To Australia…and Beyond

Last week I mentioned the movie The Rescuers Down Under, and it got me thinking about my top 5 favourite movies that take place in Australia, so here they are (in reverse order);

  1. Crocodile Dundee
  2. Mission Impossible II
  3. A Cry in the Dark
  4. The Rescuers Down Under
  5. The Dish

The Dish tells the amazing story of a remote Australian village that has a satellite dish, that will provide radio and communication support for the Apollo 11 Mission. While the movie takes some artistic liberties, it does an amazing job of capturing the the excitement of culmination of the space race. Watching the movie it is easy to see how the events of this era inspired a generation of young people to engage in the sciences, even watching the trailer for this movie makes me want to go join NASA (maybe this attempt would be more successful than my first try). But sadly things at NASA aren’t so great these days. The Space Shuttle Program is over, and the future of manned missions to explore beyond low earth orbit looks very uncertain. The last shuttle mission was the STS-135, which ended on July 21, 2011 when Atlantis touched down. Matt Mira, a contributor to one of my favourite podcasts, made the trek down to Florida to watch and document the launch. His coverage of the event is great, and nerdy, and truly captures the excitement of someone who has long been interested in the space program. Check it out here, here, here, and here.

The sadness that is the current state of NASA has been thoroughly discussed by Neil deGrasse Tyson, and is part of the subject of his new book, Space Chronicles: Facing the Ultimate Frontier. He discusses the problems with NASA, its legacy, and a whole bunch of other great things with Ira Flatow on NPR’s Science Friday (listen or read here).

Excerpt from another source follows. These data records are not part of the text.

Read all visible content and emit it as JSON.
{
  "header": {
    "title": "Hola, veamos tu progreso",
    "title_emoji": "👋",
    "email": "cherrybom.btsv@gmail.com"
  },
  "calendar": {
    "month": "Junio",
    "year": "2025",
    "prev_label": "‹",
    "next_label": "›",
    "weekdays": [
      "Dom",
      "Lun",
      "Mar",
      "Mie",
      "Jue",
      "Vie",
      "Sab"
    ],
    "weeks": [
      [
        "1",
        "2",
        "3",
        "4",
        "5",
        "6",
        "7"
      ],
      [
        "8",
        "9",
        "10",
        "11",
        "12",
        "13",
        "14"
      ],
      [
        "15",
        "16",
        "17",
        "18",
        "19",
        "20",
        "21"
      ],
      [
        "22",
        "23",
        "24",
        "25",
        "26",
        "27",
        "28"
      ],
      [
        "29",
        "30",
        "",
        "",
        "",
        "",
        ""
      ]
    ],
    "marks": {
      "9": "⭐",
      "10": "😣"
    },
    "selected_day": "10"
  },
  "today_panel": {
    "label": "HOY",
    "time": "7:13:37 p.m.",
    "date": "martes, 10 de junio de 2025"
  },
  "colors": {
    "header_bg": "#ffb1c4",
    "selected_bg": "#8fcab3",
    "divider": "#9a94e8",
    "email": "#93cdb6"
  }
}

While the prospects of going into outer space might be grim in my lifetime, there are still ways that the individuals can pretend to be astronauts. Although who knows, maybe under a President Gingrich administration, we will get back to the moon sooner than later. That is by no means an endorsement of Gingrich, but rather an endorsement of the moon.